**ASSIGNMENT**.
Copy out each line below containing "content".
*** AVAILABLE DATA ***
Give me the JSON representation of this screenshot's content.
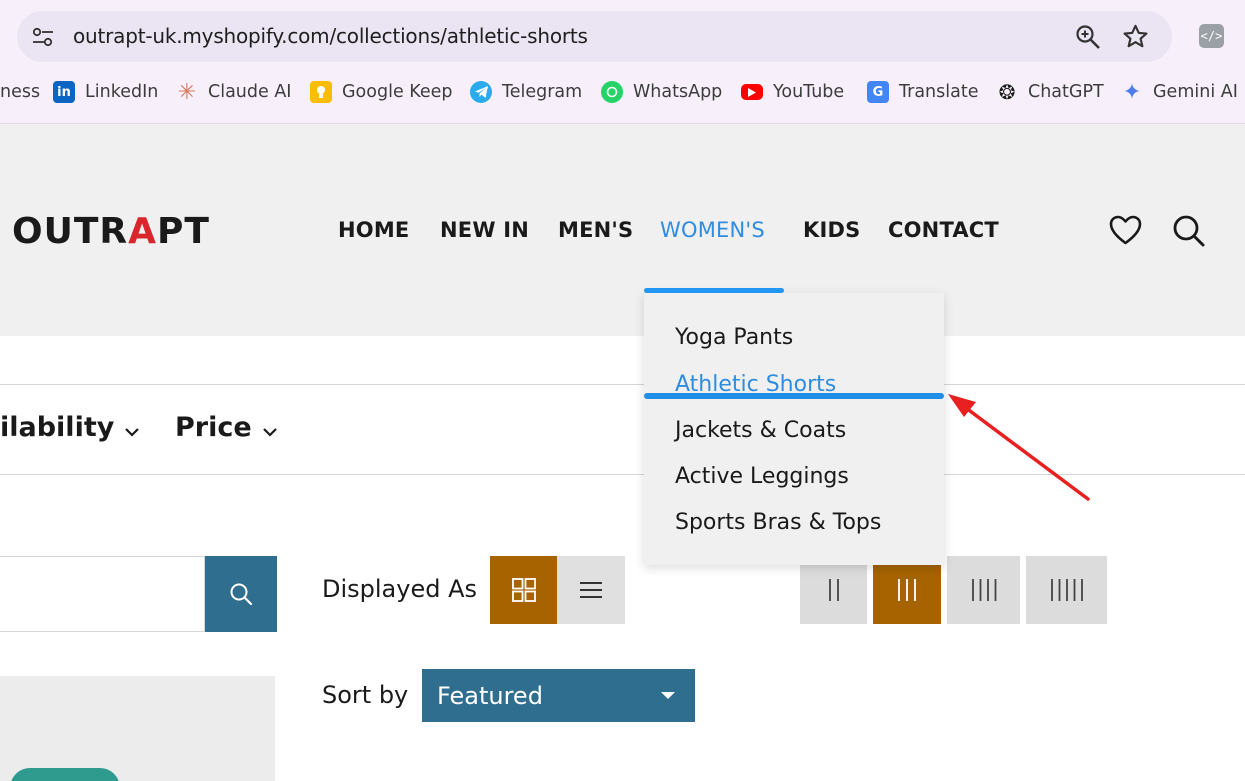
{
  "browser": {
    "url": "outrapt-uk.myshopify.com/collections/athletic-shorts",
    "bookmarks": [
      {
        "label": "ness",
        "icon": "business-icon"
      },
      {
        "label": "LinkedIn",
        "icon": "linkedin-icon",
        "color": "#0a66c2"
      },
      {
        "label": "Claude AI",
        "icon": "claude-icon",
        "color": "#d97757"
      },
      {
        "label": "Google Keep",
        "icon": "google-keep-icon",
        "color": "#fbbc04"
      },
      {
        "label": "Telegram",
        "icon": "telegram-icon",
        "color": "#2aabee"
      },
      {
        "label": "WhatsApp",
        "icon": "whatsapp-icon",
        "color": "#25d366"
      },
      {
        "label": "YouTube",
        "icon": "youtube-icon",
        "color": "#ff0000"
      },
      {
        "label": "Translate",
        "icon": "translate-icon",
        "color": "#4285f4"
      },
      {
        "label": "ChatGPT",
        "icon": "chatgpt-icon",
        "color": "#1a1a1a"
      },
      {
        "label": "Gemini AI",
        "icon": "gemini-icon",
        "color": "#4b7bec"
      }
    ]
  },
  "header": {
    "logo": {
      "prefix": "OUTR",
      "mark": "A",
      "suffix": "PT"
    },
    "nav": [
      "HOME",
      "NEW IN",
      "MEN'S",
      "WOMEN'S",
      "KIDS",
      "CONTACT"
    ],
    "active_nav": "WOMEN'S",
    "accent_color": "#2e8de0"
  },
  "dropdown": {
    "items": [
      "Yoga Pants",
      "Athletic Shorts",
      "Jackets & Coats",
      "Active Leggings",
      "Sports Bras & Tops"
    ],
    "highlighted": "Athletic Shorts"
  },
  "filters": {
    "availability": "ilability",
    "price": "Price"
  },
  "toolbar": {
    "displayed_as": "Displayed As",
    "sort_by": "Sort by",
    "sort_value": "Featured",
    "active_color": "#a66300",
    "select_color": "#2f6e8f"
  },
  "annotation": {
    "arrow_color": "#e8201f"
  }
}
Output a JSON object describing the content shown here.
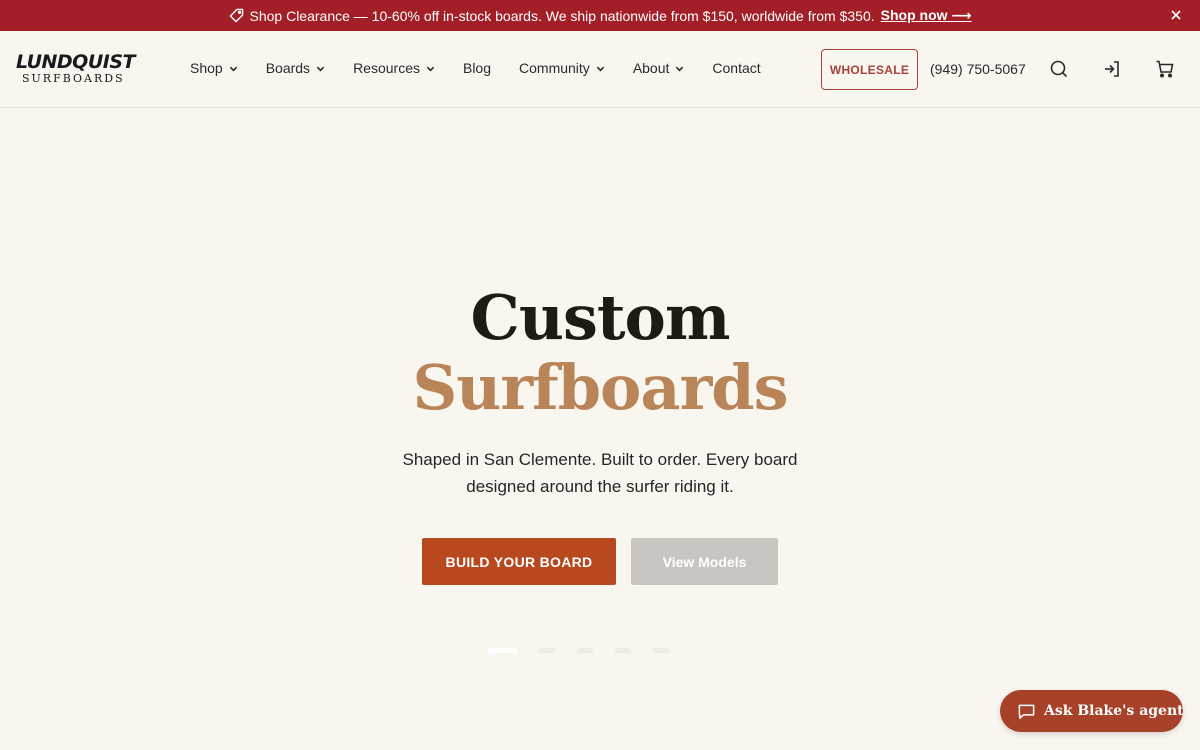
{
  "announcement": {
    "icon": "tag-icon",
    "text": "Shop Clearance — 10-60% off in-stock boards. We ship nationwide from $150, worldwide from $350.",
    "link_label": "Shop now ⟶",
    "close_icon": "close-icon"
  },
  "logo": {
    "brand": "LUNDQUIST",
    "sub": "SURFBOARDS"
  },
  "nav": {
    "items": [
      {
        "label": "Shop",
        "has_dropdown": true
      },
      {
        "label": "Boards",
        "has_dropdown": true
      },
      {
        "label": "Resources",
        "has_dropdown": true
      },
      {
        "label": "Blog",
        "has_dropdown": false
      },
      {
        "label": "Community",
        "has_dropdown": true
      },
      {
        "label": "About",
        "has_dropdown": true
      },
      {
        "label": "Contact",
        "has_dropdown": false
      }
    ]
  },
  "header": {
    "wholesale_label": "WHOLESALE",
    "phone": "(949) 750-5067",
    "icons": [
      "search-icon",
      "sign-in-icon",
      "cart-icon"
    ]
  },
  "hero": {
    "title_line1": "Custom",
    "title_line2": "Surfboards",
    "subtitle": "Shaped in San Clemente. Built to order. Every board designed around the surfer riding it.",
    "primary_cta": "BUILD YOUR BOARD",
    "secondary_cta": "View Models",
    "slides_count": 5,
    "active_slide": 1
  },
  "chat": {
    "icon": "chat-bubble-icon",
    "label": "Ask Blake's agent"
  },
  "colors": {
    "announcement_bg": "#a31f27",
    "page_bg": "#f9f6f0",
    "accent_tan": "#b88458",
    "cta_orange": "#b8491f",
    "wholesale_border": "#a8413a",
    "chat_bg": "#a8412a"
  }
}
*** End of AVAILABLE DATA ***
**EXERCISE RESPONSE**.
Give me the JSON representation of this screenshot's content.
Output a JSON object describing the content shown here.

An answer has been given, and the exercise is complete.